Acclaimed for its dark, lush atmospherics draped over precise, post-punk-inspired guitar work and Jeffares’ deep, brooding vocals, the band has drawn heavy New York media attention. Fans are usually surprised at the band’s Dixie roots. “We definitely are not a Southern rock band,” Jeffares clarifies. “People want to be able to describe things, and it’s very easy to get pigeon-holed because people want things to be understandable and to be able to lump things into a category.” Snowden’s first full-length release, Anti-Anti, sees the band taking cues from bands like The Cure and Radiohead, without mimicking their music. “One of the things I love about these bands is their continual sound progression,” says Jeffares. “On this album, I try and jump all over the place, make each song completely different and never cross my tracks again.”

Some will classify the band as post-shoegaze, but Snowden aims to defy the concept of genre, choosing instead to preserve its independent integrity and strict DIY ethic. “If we have to be called a certain genre or we have to be related to the same bands over and over again, that’s fine for a while, because no one knows who we are,” says Jeffares. “But hopefully we’ll get out of that and be able to stand on our own.”

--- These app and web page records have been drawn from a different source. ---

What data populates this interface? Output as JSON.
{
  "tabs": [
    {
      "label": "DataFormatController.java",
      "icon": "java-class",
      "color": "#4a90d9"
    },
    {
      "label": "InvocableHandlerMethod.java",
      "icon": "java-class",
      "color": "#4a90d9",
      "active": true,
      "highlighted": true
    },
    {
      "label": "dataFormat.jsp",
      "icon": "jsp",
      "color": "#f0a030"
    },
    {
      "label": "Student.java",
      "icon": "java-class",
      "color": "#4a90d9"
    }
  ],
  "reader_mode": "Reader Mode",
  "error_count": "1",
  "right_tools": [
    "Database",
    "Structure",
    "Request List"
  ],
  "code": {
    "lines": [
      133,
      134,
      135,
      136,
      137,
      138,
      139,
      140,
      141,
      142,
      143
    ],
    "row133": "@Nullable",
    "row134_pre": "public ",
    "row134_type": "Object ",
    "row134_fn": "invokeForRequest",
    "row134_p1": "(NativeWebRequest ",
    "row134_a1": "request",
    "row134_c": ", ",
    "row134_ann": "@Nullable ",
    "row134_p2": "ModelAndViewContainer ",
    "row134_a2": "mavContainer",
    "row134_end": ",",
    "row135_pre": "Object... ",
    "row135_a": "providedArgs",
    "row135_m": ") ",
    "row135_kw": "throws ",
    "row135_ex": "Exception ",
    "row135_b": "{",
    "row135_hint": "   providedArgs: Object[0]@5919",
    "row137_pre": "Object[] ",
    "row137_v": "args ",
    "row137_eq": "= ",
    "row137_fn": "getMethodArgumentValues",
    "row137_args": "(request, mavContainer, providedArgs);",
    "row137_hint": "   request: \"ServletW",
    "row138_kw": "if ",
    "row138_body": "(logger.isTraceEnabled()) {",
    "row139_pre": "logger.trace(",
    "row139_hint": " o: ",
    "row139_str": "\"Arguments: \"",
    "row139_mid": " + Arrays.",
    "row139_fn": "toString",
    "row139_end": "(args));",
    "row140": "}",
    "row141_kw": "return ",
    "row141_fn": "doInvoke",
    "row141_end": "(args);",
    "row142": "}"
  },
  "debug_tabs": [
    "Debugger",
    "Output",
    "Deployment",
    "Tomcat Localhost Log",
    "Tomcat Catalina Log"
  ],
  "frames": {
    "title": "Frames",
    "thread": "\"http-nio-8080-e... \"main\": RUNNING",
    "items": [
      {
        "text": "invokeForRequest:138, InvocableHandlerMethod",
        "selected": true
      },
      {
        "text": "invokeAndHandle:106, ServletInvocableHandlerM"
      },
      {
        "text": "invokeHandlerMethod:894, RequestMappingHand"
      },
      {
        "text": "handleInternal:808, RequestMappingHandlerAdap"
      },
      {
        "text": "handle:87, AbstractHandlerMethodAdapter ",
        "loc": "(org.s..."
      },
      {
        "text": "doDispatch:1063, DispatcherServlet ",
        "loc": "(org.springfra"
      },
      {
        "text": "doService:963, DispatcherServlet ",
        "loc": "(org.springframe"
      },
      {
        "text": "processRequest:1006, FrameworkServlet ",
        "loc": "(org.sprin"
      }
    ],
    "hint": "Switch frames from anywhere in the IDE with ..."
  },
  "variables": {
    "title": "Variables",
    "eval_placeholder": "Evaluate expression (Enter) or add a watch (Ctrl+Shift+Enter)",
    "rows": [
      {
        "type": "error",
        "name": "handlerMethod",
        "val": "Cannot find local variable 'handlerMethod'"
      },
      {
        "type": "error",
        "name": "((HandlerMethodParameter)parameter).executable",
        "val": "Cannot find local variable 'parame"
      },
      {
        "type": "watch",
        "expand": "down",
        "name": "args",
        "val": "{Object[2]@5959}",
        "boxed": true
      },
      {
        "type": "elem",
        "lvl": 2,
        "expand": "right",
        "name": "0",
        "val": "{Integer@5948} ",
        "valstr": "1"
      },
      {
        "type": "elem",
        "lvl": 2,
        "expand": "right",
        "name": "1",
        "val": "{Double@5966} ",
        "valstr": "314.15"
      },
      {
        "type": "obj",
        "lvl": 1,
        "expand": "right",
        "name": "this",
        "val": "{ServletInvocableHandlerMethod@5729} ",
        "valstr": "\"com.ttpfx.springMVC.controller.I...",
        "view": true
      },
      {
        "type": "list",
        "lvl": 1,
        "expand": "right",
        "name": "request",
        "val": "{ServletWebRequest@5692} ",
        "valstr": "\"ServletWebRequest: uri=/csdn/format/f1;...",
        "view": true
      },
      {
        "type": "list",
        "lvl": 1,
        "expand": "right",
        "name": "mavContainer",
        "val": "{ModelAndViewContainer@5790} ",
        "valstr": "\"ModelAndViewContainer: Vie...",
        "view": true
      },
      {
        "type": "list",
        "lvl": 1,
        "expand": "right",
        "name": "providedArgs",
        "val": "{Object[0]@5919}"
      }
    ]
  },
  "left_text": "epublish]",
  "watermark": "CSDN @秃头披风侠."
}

PUBLICATION
Paste

AUTHOR
Margaret Price

DIRECT LINK TO ARTICLE
http://www.pastemagazine.com